It's been a while since I've posted anything... motivation has been lacking lately, for personal reasons, but I was hoping to pick it up again. I even had some ideas for some fun topics to address, like my recent 30 year high school reunion. Ironically though, Sunday brought an event that I feel compelled to write about, even though it's not a fun one.
Part of my work as a bike mechanic is to test ride bikes... both new bikes and bikes that are in for service. And sometimes the process is fairly long, especially when I'm trying to solve a thorny problem, or track down an intermittent glitch with a bike. Well, Sunday I was trying to get an old Brompton folding bike working better for a customer. It was built in 1989, and has a Sturmey-Archer five speed, internally geared hub. Now, most of Sturmey's hubs are models of reliability and longevity, but from what I've read and experienced, some of the five speed models are the exception to this, or are at least finicky. This one had been giving the owner a hard time since he'd recently bought the bike used, and he's had it in several times for me to work on. Short of completely tearing it apart, most work on this type of gearing system involves adjusting the control cable, or in this case, cables, as it's one of the less common 2-cable designs. Anyway, I had done some careful adjustments and was riding the bike, shifting through the gears and pedaling hard, to see if I could make it slip out of gear as it had been doing. After quite a few laps of our parking lot and many shifts, I thought I had the problem licked, and was just about ready to call it done, as I made another short sprint up the slope of our parking lot when...
WHAM!!!!! The gear hub slipped, and the pedals just spun free below my feet, surprising me and throwing me forward, where my chest apparently hit the handlebars with enough force to knock the vertical handlebars completely horizontal, before continuing forward over the bike into a somersault onto the pavement. I heard the distinct sound of plastic on asphalt as my helmet thwacked into the ground just before I rolled over.
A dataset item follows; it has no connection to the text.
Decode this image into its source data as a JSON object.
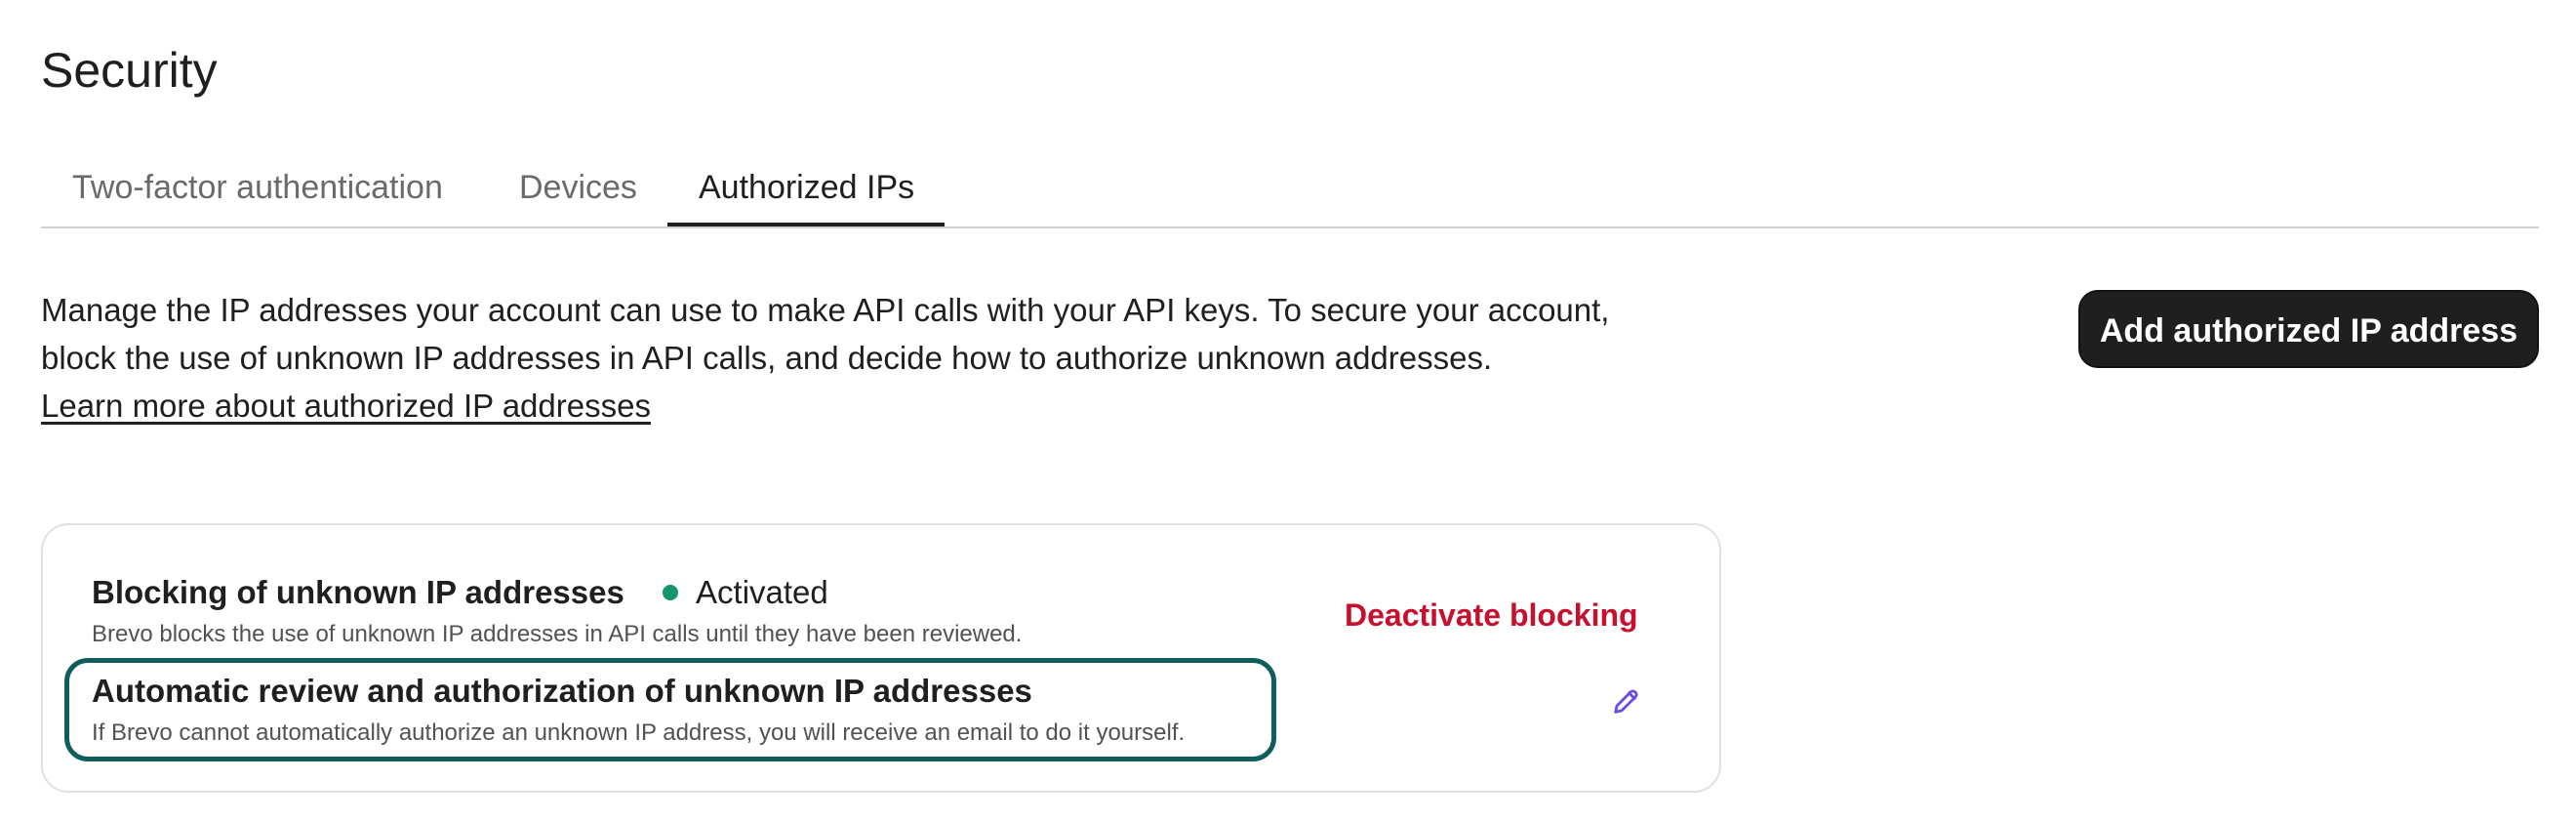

Needless to say I was stunned. John, my boss, rushed to my side and told me to lie still for a minute, but I was already starting to slowly rise to a sitting position to check out what I had done to myself. I was definitely disoriented, but soon figured out that nothing was broken. I did however have some nasty scrapes on my right knee, right hand, and left shin, not to mention a very sore chest from impacting the bars. With help, I picked myself up and gingerly made my way back to the shop, where I sat for a good, long while before beginning to clean up the wounds and dress them. Thanks to my background in tech theatre and all the training and experience I had there, I always seem to end up tending my own wounds, as I'm the one who best knows how to do it. Weird, but true.
This is the first bike crash I've had in a long while.... I guess 4 or 5 years. I've never had an accident with another vehicle (well, there was a minor mishap when I was a lot younger and ran into a friend on his bike...), luckily, but I have had a few wrecks on my own. I'd have to say though, this was the worst as far as injuries are concerned (unless you count a dislocated thumb from a really stupid mountain bike fall), and the most shocking. One moment I was zooming along, the next I was flying through the air and hitting the ground hard. Ouch!
Today I'm still sore, but the scrapes look a lot better, thanks to keeping them clean and dressed, and using anti-biotic ointment on them. I'm moving a bit slow, but I am sure I'm on the mend. I'm very glad I was wearing my helmet, I have to say... that whole "I'm just going around the parking lot" argument really doesn't fly with me now.
Pics are at:
And another blog post at our shop blog is at:
Oh, and yes, I write notes to myself on the back of my hand. I figure my hand is always with me, and if it's ever not, the least of my worries is what's written on it!